• _The problem_: Gather all lines in the entries below that include the word "marker".

== Segment start ==

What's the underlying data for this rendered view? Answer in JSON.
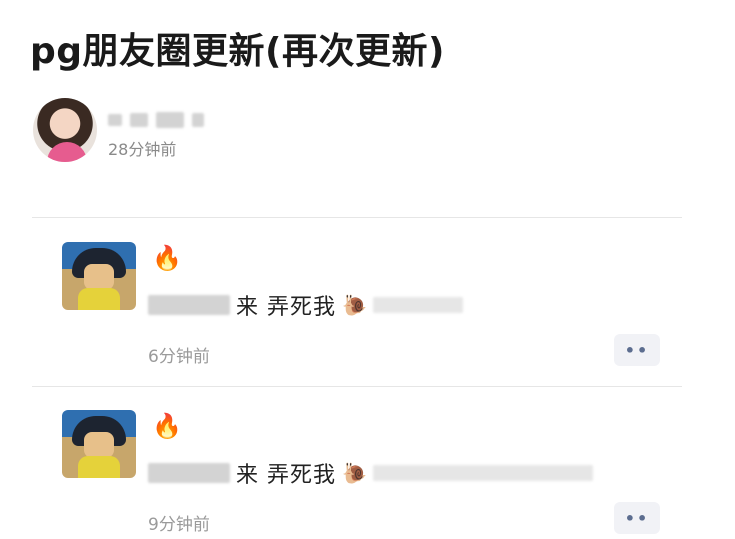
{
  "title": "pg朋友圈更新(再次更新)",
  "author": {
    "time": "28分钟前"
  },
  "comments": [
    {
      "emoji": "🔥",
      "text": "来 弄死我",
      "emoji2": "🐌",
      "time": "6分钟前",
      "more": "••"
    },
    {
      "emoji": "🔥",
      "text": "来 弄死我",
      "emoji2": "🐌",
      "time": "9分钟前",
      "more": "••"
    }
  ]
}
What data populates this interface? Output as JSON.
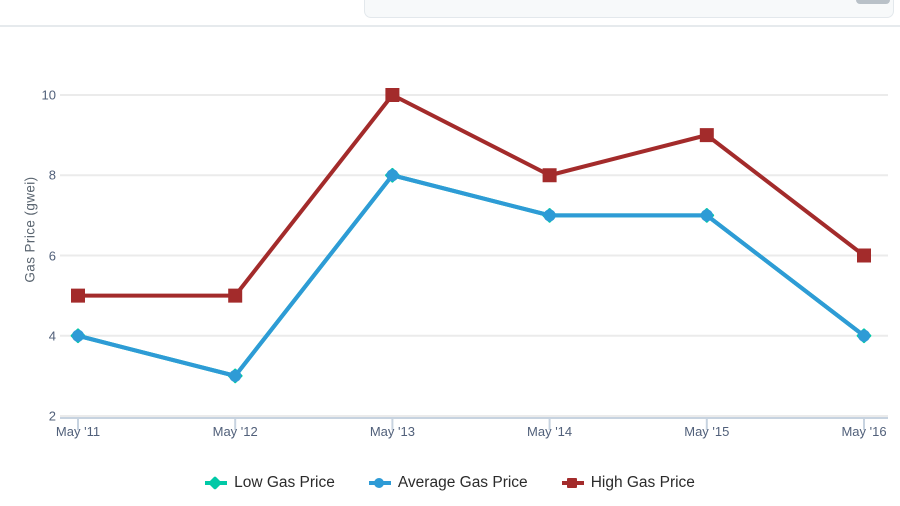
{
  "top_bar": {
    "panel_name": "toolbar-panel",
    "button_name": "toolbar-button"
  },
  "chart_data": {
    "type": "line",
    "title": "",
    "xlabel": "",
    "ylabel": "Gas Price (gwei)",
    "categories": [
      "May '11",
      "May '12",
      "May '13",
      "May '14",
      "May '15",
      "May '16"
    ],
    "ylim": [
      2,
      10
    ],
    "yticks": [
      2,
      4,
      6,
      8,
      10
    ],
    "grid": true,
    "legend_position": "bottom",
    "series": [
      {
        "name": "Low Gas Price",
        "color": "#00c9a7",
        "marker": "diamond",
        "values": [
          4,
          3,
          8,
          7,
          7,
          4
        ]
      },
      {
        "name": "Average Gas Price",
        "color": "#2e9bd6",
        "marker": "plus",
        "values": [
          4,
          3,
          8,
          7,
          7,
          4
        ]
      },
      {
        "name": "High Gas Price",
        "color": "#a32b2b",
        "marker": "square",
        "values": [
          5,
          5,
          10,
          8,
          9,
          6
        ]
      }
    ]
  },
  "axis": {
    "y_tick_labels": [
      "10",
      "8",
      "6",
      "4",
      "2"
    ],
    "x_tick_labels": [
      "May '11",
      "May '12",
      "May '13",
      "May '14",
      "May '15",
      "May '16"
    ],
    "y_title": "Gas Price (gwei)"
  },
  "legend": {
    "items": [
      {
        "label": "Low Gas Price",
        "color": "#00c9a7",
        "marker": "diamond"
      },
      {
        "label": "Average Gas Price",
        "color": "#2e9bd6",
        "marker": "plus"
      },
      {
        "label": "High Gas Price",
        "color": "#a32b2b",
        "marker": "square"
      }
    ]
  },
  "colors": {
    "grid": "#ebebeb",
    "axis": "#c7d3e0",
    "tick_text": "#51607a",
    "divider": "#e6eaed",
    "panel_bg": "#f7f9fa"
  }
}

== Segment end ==

• _Exercise response_:
        "marker": "diamond",
        "marker": "plus",
        "marker": "square",
        "marker": "diamond"
        "marker": "plus"
        "marker": "square"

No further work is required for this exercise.